A positive sign

The surgical team included USA based Dr Ken Salyer, the Chairman of the World Craniofacial Foundation – who travelled to South Africa to work together with the local team.

Ten months post the completed bone graft, CT scans show that there is bone regeneration on her skull – a positive sign that the bioengineered bone is doing its job. “We usually expect the full bone regeneration to take about two years, so we are very positive about Grace’s progress so far,” says Graewe.

Read: Watch: Facial surgery gives baby new hope

Grace’s second surgery took place on 12 April and involved reconstructive surgery to correct the placement of Grace’s eye-sockets and her nose. “Grace’s condition resulted in her eyes being too far apart, we corrected this and also reconstructed her nose by using cartilage harvested from her ribcage,” says Graewe. “We’re very happy with her results and we don’t expect that any more surgeries will be needed for Grace at this stage.”

Akikere, a seven-year-old from Nigeria, suffers from Crouzon Syndrome, and before her surgery last year, she suffered from right-side heart failure as a result of the respiratory problems often seen in Crouzon cases.

In 2015, Graewe and Salyer detached Akikere’s mid-face and forehead from the skull, and implanted “distractors”, which would gradually push her face forward over time and therefore assist her breathing problems.

Read: Gene may increase disease risk in Down syndrome

Ten months later, not only have Akikere’s distractors have been removed, she is also now off all heart medication and her paediatric cardiologist says that her heart condition has clinically subsided.

A great learning opportunity

“The opportunity to work with the South African team on these two cases has been an absolute godsend and a pleasure, says Dr Salyer. “The co-operation between the World Craniofacial Foundation team and the South African surgeons, led by Dr Graewe, has resulted in excellent results.

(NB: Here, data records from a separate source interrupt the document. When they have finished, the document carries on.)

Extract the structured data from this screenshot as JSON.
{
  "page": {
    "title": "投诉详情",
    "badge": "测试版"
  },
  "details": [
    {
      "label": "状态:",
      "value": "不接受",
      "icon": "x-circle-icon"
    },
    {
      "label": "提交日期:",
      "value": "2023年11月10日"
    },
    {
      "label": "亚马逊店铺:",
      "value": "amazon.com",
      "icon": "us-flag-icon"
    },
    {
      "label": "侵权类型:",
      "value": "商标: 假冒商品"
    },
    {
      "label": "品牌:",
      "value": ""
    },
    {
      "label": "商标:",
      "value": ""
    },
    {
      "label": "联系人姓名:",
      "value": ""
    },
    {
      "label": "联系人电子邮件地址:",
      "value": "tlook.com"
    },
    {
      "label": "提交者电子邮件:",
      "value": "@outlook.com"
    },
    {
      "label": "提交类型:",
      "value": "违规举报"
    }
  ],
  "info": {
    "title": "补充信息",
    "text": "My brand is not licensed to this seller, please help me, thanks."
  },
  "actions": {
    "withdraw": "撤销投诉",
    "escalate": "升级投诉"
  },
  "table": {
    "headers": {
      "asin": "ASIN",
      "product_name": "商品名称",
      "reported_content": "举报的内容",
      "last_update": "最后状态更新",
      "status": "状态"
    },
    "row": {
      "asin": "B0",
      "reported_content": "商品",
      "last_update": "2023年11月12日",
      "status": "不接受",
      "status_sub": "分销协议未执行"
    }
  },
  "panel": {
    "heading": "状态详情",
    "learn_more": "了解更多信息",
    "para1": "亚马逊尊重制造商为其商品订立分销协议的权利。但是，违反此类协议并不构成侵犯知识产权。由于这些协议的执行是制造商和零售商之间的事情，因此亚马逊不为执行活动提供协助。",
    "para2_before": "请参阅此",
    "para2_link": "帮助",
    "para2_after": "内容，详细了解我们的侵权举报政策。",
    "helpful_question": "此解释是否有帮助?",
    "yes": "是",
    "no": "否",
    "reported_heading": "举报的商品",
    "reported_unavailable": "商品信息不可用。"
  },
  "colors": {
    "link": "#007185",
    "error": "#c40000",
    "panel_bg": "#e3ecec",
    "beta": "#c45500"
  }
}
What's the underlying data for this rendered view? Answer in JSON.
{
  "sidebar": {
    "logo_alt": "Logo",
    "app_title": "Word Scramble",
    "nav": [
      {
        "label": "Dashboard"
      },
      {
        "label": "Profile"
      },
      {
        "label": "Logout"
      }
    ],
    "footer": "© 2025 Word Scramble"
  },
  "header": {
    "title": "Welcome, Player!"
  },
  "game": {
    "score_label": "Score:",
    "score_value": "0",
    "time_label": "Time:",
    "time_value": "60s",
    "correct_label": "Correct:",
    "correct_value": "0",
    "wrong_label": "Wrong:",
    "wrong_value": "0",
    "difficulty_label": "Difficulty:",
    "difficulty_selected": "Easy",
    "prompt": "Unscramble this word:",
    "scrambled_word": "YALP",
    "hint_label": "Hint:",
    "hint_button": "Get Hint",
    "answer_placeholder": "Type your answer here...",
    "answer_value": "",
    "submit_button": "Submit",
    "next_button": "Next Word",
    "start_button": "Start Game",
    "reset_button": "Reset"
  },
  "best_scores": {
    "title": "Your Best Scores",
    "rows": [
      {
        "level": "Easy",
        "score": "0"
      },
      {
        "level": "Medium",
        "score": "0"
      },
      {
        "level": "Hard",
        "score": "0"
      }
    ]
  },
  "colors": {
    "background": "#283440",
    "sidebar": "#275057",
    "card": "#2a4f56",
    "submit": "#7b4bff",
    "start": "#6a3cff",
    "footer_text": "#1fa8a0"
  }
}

Both of our young patients are doing well and the joint effort between the teams has been life-saving for our patients, and a great learning opportunity for all the surgeons involved.”

genetics